Additionally, Salesforce is smart to be bandying about the “trust” concept all over its AI initiatives. Today, many uses of AI — especially generative AI — are going on unsupervised or without strategy inside enterprises around the world. For regulated industries, and for geographies with strict data privacy and stewardships mandates (with serious fines associated with each misstep), guardrails are needed. Salesforce is positioning itself as a trusted advisor both in terms of helping internally regulate how companies deploy generative AI in a safe and secure manner, but also performing a lot of the data masking and safety measures as a service.
Many other CRM and MarTech providers simply lack the breadth of functionality, services and a core platform to do what the Einstein Trust Layer can do for companies deploying an internal AI strategy. When you combine the ease of use that Slack can provide for all users in terms of interacting with AI prompts, to melding CRM and other Data Cloud information to improve AI performance with Grounded Prompts, to the data and infrastructure layers that MuleSoft and Tableau bring to the table to promote hyper-automation and workflow building with zero code — no one else really stacks up.
The devil, of course, is in the details of execution. While a lot of what we saw at Dreamforce was “live” and either already readily available or becoming available this fall — the full seamlessly embedded, “everything working together” vision Salesforce presents at its marquee customer event is still a bit more “art of the possible” than everyday use case. Salesforce customers are still going to have license access to lots of these components, which they may not have today and which will increase costs and complexity for larger enterprises.

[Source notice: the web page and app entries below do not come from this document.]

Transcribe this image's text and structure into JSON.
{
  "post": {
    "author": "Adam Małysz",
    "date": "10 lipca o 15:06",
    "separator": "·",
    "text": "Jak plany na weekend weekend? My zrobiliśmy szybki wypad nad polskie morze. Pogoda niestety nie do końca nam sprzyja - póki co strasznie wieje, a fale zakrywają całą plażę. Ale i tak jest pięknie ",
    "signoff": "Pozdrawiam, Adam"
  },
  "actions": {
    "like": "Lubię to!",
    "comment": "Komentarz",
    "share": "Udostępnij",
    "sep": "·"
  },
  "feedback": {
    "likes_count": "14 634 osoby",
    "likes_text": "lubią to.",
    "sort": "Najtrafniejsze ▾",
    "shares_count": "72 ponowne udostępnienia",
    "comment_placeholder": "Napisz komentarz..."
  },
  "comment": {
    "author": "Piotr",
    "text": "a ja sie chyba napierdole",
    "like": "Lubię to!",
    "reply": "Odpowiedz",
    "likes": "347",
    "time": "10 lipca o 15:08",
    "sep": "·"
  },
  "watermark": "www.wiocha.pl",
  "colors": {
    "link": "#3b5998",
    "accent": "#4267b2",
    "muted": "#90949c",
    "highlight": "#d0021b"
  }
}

The key is how Salesforce continues to evolve not just the product portfolio, but its overall pricing models to make sure value is received on both sides as AI makes it easier, if not necessary, for more individuals in the company to access and make use of Salesforce data and features.